No one wants their personal life to cast a shadow on their career or their relationship with co-workers, and that’s especially true if you are going through a divorce.
However, it can be challenging to isolate work from private matters while dealing with the emotions of divorce, as well as potential court appearances, phone calls and other demands for your time.
Strategies to keep your divorce and job separate
While managing a divorce at work can be a balancing act, here are some steps you can take to keep disruptions to a minimum and avoid damaging your career:
- Schedule divorce tasks: In a perfect world, you would deal with divorce matters only on your time off, but that’s unlikely if you work a regular 9-to-5 job Monday through Friday. Set aside time each day, maybe a lunch hour, to respond to emails or make phone calls related to the divorce.
- Use personal email: Never use your work email for personal business, especially related to divorce.
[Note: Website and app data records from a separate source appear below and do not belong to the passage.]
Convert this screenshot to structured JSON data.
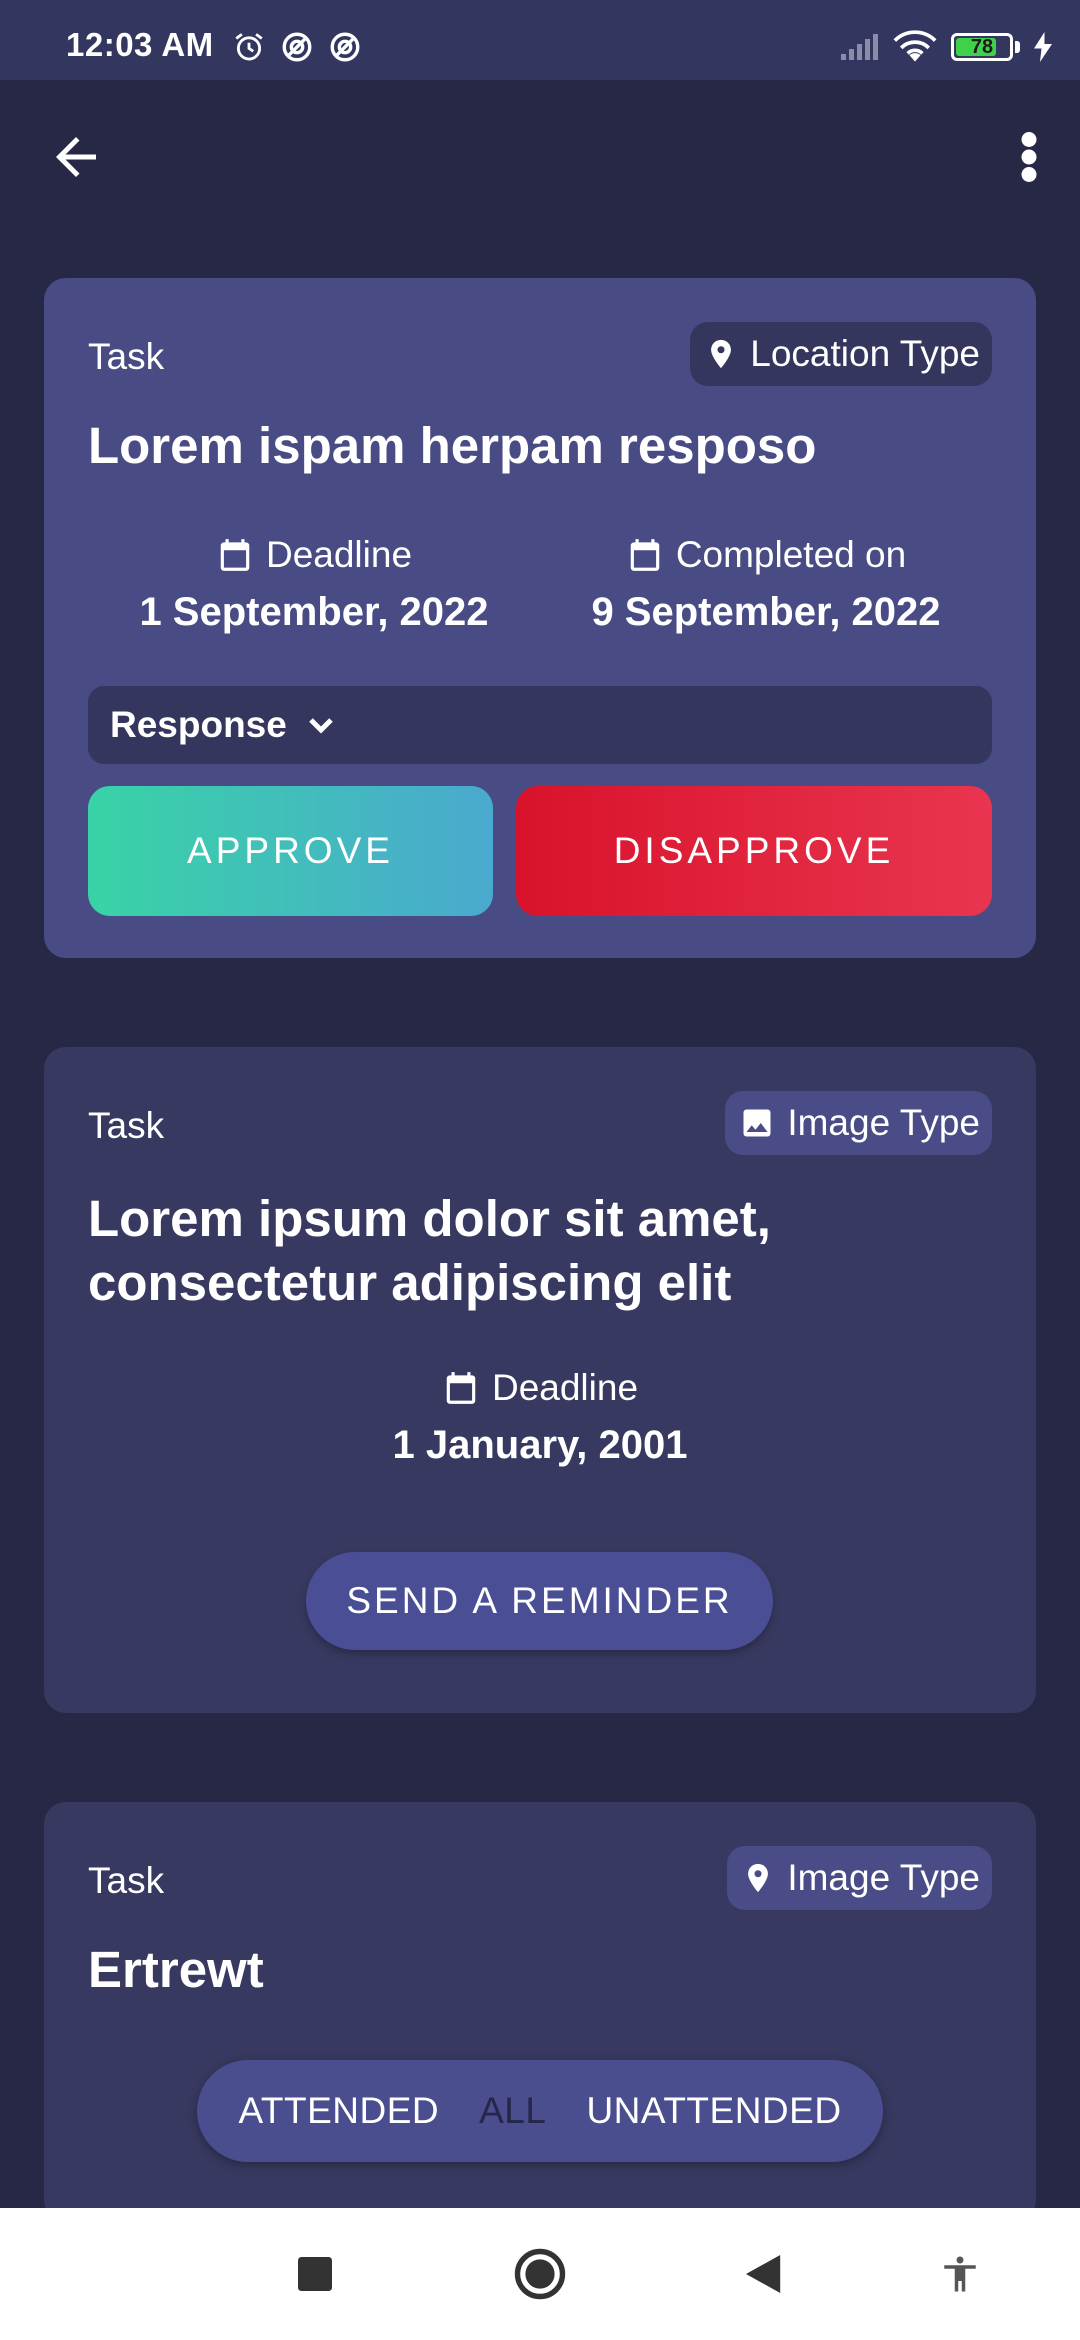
{
  "status_bar": {
    "time": "12:03 AM",
    "battery_level": "78",
    "battery_fraction": 0.78
  },
  "cards": [
    {
      "label": "Task",
      "type": "Location Type",
      "title": "Lorem ispam herpam resposo",
      "deadline_label": "Deadline",
      "deadline": "1 September, 2022",
      "completed_label": "Completed on",
      "completed": "9 September, 2022",
      "response_label": "Response",
      "approve_label": "APPROVE",
      "disapprove_label": "DISAPPROVE"
    },
    {
      "label": "Task",
      "type": "Image Type",
      "title_line1": "Lorem ipsum dolor sit amet,",
      "title_line2": "consectetur adipiscing elit",
      "deadline_label": "Deadline",
      "deadline": "1 January, 2001",
      "reminder_label": "SEND A REMINDER"
    },
    {
      "label": "Task",
      "type": "Image Type",
      "title": "Ertrewt"
    }
  ],
  "filter": {
    "options": [
      "ATTENDED",
      "ALL",
      "UNATTENDED"
    ],
    "selected": "ALL"
  },
  "colors": {
    "background": "#272846",
    "active_card": "#494b84",
    "card": "#373960",
    "approve": "#39d3a6",
    "disapprove": "#d9122b"
  }
}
If you use your work email, your messages may not be private, and by doing so, you may waive your right to attorney-client privilege by using an unprotected server.
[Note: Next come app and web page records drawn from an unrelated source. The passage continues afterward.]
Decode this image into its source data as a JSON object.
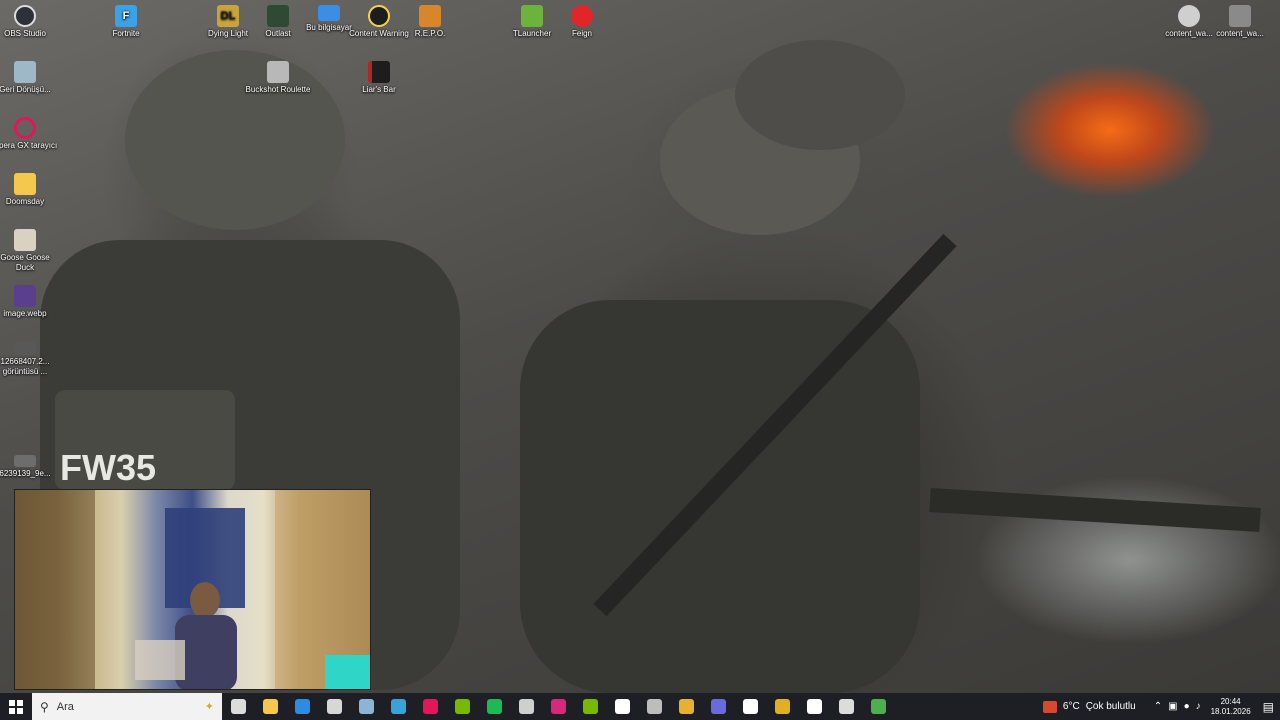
{
  "desktop": {
    "icons_left": [
      {
        "label": "OBS Studio",
        "icon": "obs-icon",
        "color": "#2d2f3a"
      },
      {
        "label": "Geri Dönüşü...",
        "icon": "recycle-bin-icon",
        "color": "#9fb8c8"
      },
      {
        "label": "Opera GX tarayıcı",
        "icon": "opera-gx-icon",
        "color": "#e3155b"
      },
      {
        "label": "Doomsday",
        "icon": "folder-icon",
        "color": "#f3c84d"
      },
      {
        "label": "Goose Goose Duck",
        "icon": "goose-goose-duck-icon",
        "color": "#d9d2c2"
      },
      {
        "label": "image.webp",
        "icon": "image-file-icon",
        "color": "#5b3f8f"
      },
      {
        "label": "12668407.2... görüntüsü ...",
        "icon": "image-thumbnail-icon",
        "color": "#585858"
      },
      {
        "label": "6239139_9e...",
        "icon": "image-thumbnail-icon",
        "color": "#6d6d6d"
      }
    ],
    "icons_top": [
      {
        "label": "Fortnite",
        "icon": "fortnite-icon",
        "color": "#3aa3e8"
      },
      {
        "label": "Dying Light",
        "icon": "dying-light-icon",
        "color": "#c9a43a"
      },
      {
        "label": "Outlast",
        "icon": "outlast-icon",
        "color": "#2f4a34"
      },
      {
        "label": "Bu bilgisayar",
        "icon": "this-pc-icon",
        "color": "#3a8ee6"
      },
      {
        "label": "Content Warning",
        "icon": "content-warning-icon",
        "color": "#f1d34a"
      },
      {
        "label": "R.E.P.O.",
        "icon": "repo-icon",
        "color": "#d8862c"
      },
      {
        "label": "TLauncher",
        "icon": "tlauncher-icon",
        "color": "#6bb33c"
      },
      {
        "label": "Feign",
        "icon": "feign-icon",
        "color": "#e0262a"
      },
      {
        "label": "Buckshot Roulette",
        "icon": "buckshot-roulette-icon",
        "color": "#b8b8b8"
      },
      {
        "label": "Liar's Bar",
        "icon": "liars-bar-icon",
        "color": "#b32525"
      }
    ],
    "icons_right": [
      {
        "label": "content_wa...",
        "icon": "content-file-icon",
        "color": "#cfcfcf"
      },
      {
        "label": "content_wa...",
        "icon": "content-file-icon",
        "color": "#8a8a8a"
      }
    ]
  },
  "taskbar": {
    "search_placeholder": "Ara",
    "apps": [
      {
        "name": "task-view-icon",
        "color": "#dcdcdc"
      },
      {
        "name": "file-explorer-icon",
        "color": "#f3c84d"
      },
      {
        "name": "mail-icon",
        "color": "#2c8be3"
      },
      {
        "name": "teams-icon",
        "color": "#d7d7d7"
      },
      {
        "name": "steam-icon",
        "color": "#8bb4d8"
      },
      {
        "name": "store-icon",
        "color": "#38a3d9"
      },
      {
        "name": "opera-gx-icon",
        "color": "#e3155b"
      },
      {
        "name": "nvidia-icon",
        "color": "#76b900"
      },
      {
        "name": "spotify-icon",
        "color": "#1db954"
      },
      {
        "name": "obs-icon",
        "color": "#cfcfcf"
      },
      {
        "name": "instagram-icon",
        "color": "#d6297a"
      },
      {
        "name": "geforce-icon",
        "color": "#76b900"
      },
      {
        "name": "discord-icon",
        "color": "#ffffff"
      },
      {
        "name": "microphone-app-icon",
        "color": "#bdbdbd"
      },
      {
        "name": "chrome-icon",
        "color": "#e8b030"
      },
      {
        "name": "audio-app-icon",
        "color": "#6a6adf"
      },
      {
        "name": "dc-icon",
        "color": "#ffffff"
      },
      {
        "name": "voicemod-icon",
        "color": "#e0b020"
      },
      {
        "name": "tiktok-icon",
        "color": "#ffffff"
      },
      {
        "name": "epic-games-icon",
        "color": "#dcdcdc"
      },
      {
        "name": "tlauncher-icon",
        "color": "#4caf50"
      }
    ],
    "weather_temp": "6°C",
    "weather_text": "Çok bulutlu",
    "time": "20:44",
    "date": "18.01.2026"
  }
}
- Be discreet and organized: If you use the same computer or laptop for work and personal matters, create a master folder containing all files related to your divorce. Keep hard copies in a safe place, and never leave papers containing confidential information where others can access them.
- Only alert those who need to know: Never discuss your divorce with co-workers except for specific individuals, such as human resources representatives who will end up providing documents required for your divorce, or a business partner if you are the co-owner of the business.
- Minimize the effects on HR colleagues: Instead of approaching human resources multiple times by requesting one document, work with your attorney to figure out everything you’ll need and present them with one organized list of paperwork.
Use common sense and don’t jeopardize your case
Keeping discussions at work about your divorce confined to those who need to know helps you keep a positive professional image as well as maintaining your privacy. And if that’s not enough, remember that your co-workers could be called to testify about any intimate details you may have shared at work relating to your personal life.